Rap lyrics can be admitted as evidence in the sprawling US gang conspiracy trial targeting rapper Young Thug and several others, a judge ruled Thursday.
The defense had sought to exclude lyrics from evidence, saying the use of verses could unfairly influence the jury and was a violation of creative expression.
For years, many free speech advocates, civil rights groups, music world figures and legislators have decried using lyrics as evidence as a constitutional violation of expression that criminalizes and punishes artists, most of them of color.
But Atlanta Judge Ural Glanville ruled that he would allow specific sets of lyrics as evidence if prosecutors could detail how the raps connected to crimes the defendants are alleged to have committed.
There are 17 sets of lyrics Glanville said he would plan to admit, and that additional verses could be presented if prosecutors can “lay the foundation” of how they connect to alleged real-life crimes.
Young Thug, the 32-year-old rapper born Jeffery Williams, was one of 28 alleged street gang members originally swept up in a May 2022 racketeering indictment. Many of those defendants have since taken plea deals or will be tried separately.
The accusations included myriad predicate offenses that support an overarching conspiracy charge, including murder, assault, carjacking, drug dealing and theft.
Prosecutors say Young Thug’s record label is a front for a crime ring, arguing that the defendants belong to a branch of the Bloods street gang identified as Young Slime Life, or YSL.
But defense lawyers insist YSL — Young Stoner Life Records, a hip-hop and trap label that Young Thug founded in 2016 — is simply a music label and vague association of artists, not a gang.
The indictment shook the rap world in Atlanta, where Young Thug is considered among the industry’s most impactful figures.
The jury selection process took nearly 10 months, a painstaking process marred by delays.
Opening statements are currently scheduled for November 27, and the trial could last well into 2024. Young Thug is on trial in Fulton County court in Georgia, the same jurisdiction where former president Donald Trump is also embroiled in a racketeering case.
The admission of rap lyrics as evidence will surely continue to trigger debate, both in the courtroom and across the broader music world.
Critics of the tactic say taking slice-of-life lyrics out of context criminalizes artists who are primarily Black and brown, and can have a chilling effect on creative expression.
During hours of presentation on Wednesday prosecutor Mike Carlson told the judge “the question is not rap lyrics. The question is gang lyrics.”
“These are party admissions.
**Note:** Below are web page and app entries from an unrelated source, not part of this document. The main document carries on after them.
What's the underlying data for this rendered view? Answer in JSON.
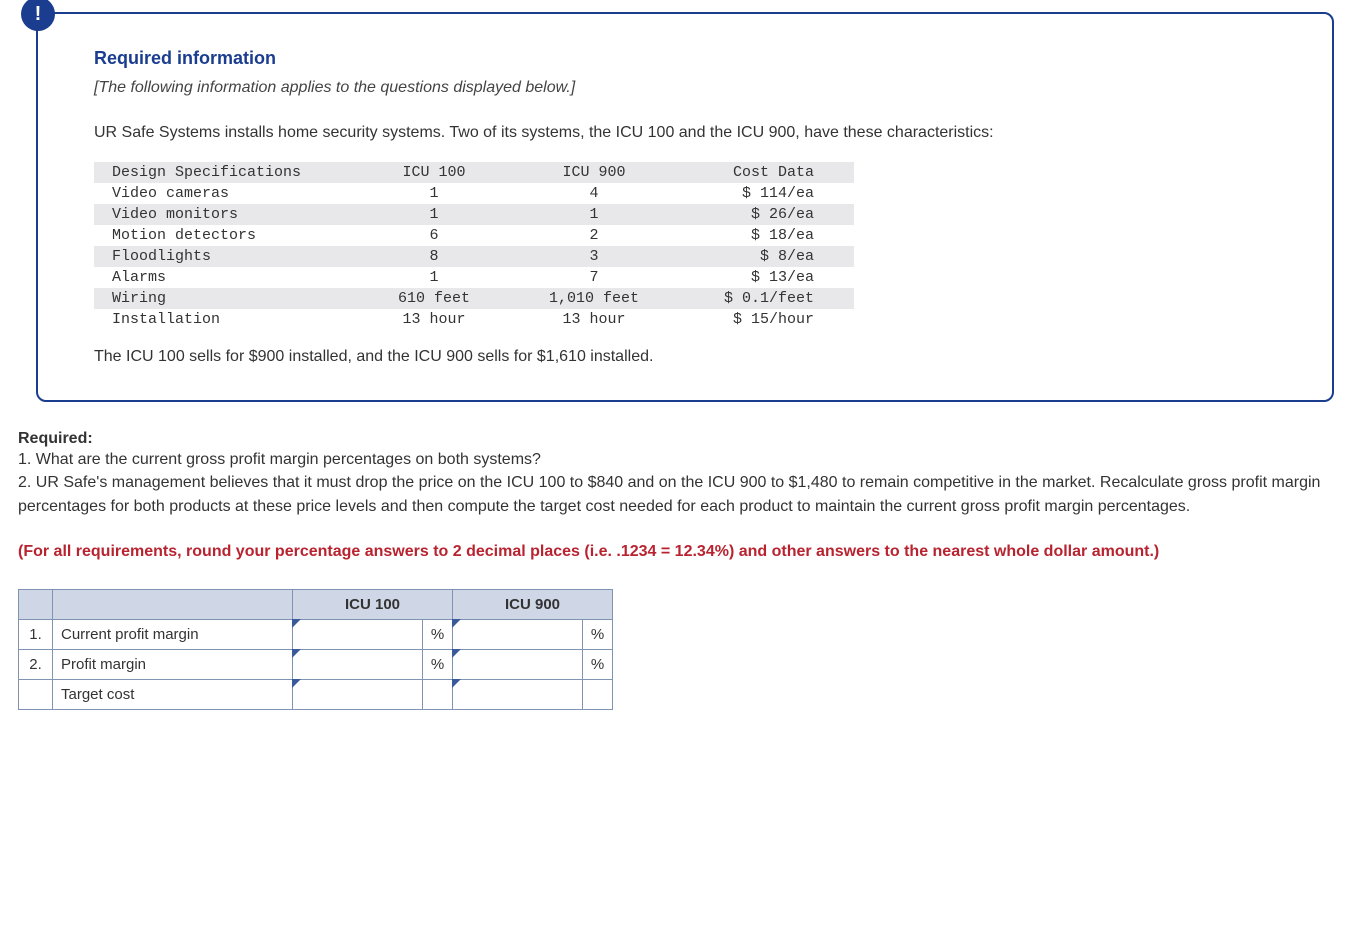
{
  "badge_label": "!",
  "section_title": "Required information",
  "italic_note": "[The following information applies to the questions displayed below.]",
  "intro": "UR Safe Systems installs home security systems. Two of its systems, the ICU 100 and the ICU 900, have these characteristics:",
  "spec_header": {
    "spec": "Design Specifications",
    "icu100": "ICU 100",
    "icu900": "ICU 900",
    "cost": "Cost Data"
  },
  "specs": [
    {
      "name": "Video cameras",
      "icu100": "1",
      "icu900": "4",
      "cost": "$ 114/ea"
    },
    {
      "name": "Video monitors",
      "icu100": "1",
      "icu900": "1",
      "cost": "$ 26/ea"
    },
    {
      "name": "Motion detectors",
      "icu100": "6",
      "icu900": "2",
      "cost": "$ 18/ea"
    },
    {
      "name": "Floodlights",
      "icu100": "8",
      "icu900": "3",
      "cost": "$ 8/ea"
    },
    {
      "name": "Alarms",
      "icu100": "1",
      "icu900": "7",
      "cost": "$ 13/ea"
    },
    {
      "name": "Wiring",
      "icu100": "610 feet",
      "icu900": "1,010 feet",
      "cost": "$ 0.1/feet"
    },
    {
      "name": "Installation",
      "icu100": "13 hour",
      "icu900": "13 hour",
      "cost": "$ 15/hour"
    }
  ],
  "sells_for": "The ICU 100 sells for $900 installed, and the ICU 900 sells for $1,610 installed.",
  "required_label": "Required:",
  "q1": "1. What are the current gross profit margin percentages on both systems?",
  "q2": "2. UR Safe's management believes that it must drop the price on the ICU 100 to $840 and on the ICU 900 to $1,480 to remain competitive in the market. Recalculate gross profit margin percentages for both products at these price levels and then compute the target cost needed for each product to maintain the current gross profit margin percentages.",
  "red_instruction": "(For all requirements, round your percentage answers to 2 decimal places (i.e. .1234 = 12.34%) and other answers to the nearest whole dollar amount.)",
  "answer_headers": {
    "icu100": "ICU 100",
    "icu900": "ICU 900"
  },
  "answer_rows": [
    {
      "num": "1.",
      "label": "Current profit margin",
      "unit": "%"
    },
    {
      "num": "2.",
      "label": "Profit margin",
      "unit": "%"
    },
    {
      "num": "",
      "label": "Target cost",
      "unit": ""
    }
  ]
}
They just happen to come in the form of lyrics.”
Fellow prosecutor Simone Hylton read the lyrics aloud to Judge Glanville on Wednesday, saying they glorify alleged crimes, including the shootings of rival gang members and violence against police.
But the defense argued that lyrics are fiction.
“Rap is the only fictional art form treated this way,” said attorney Doug Weinstein, who represents the artist Yak Gotti.
“No other musical genre, no other art is treated the same way.”
The defense also said the lyrics could unjustly influence the jury: “As soon as you put these lyrics in front of a jury the blinders drop,” said Weinstein.
“They’re going to look at these lyrics and instantly say they are guilty.”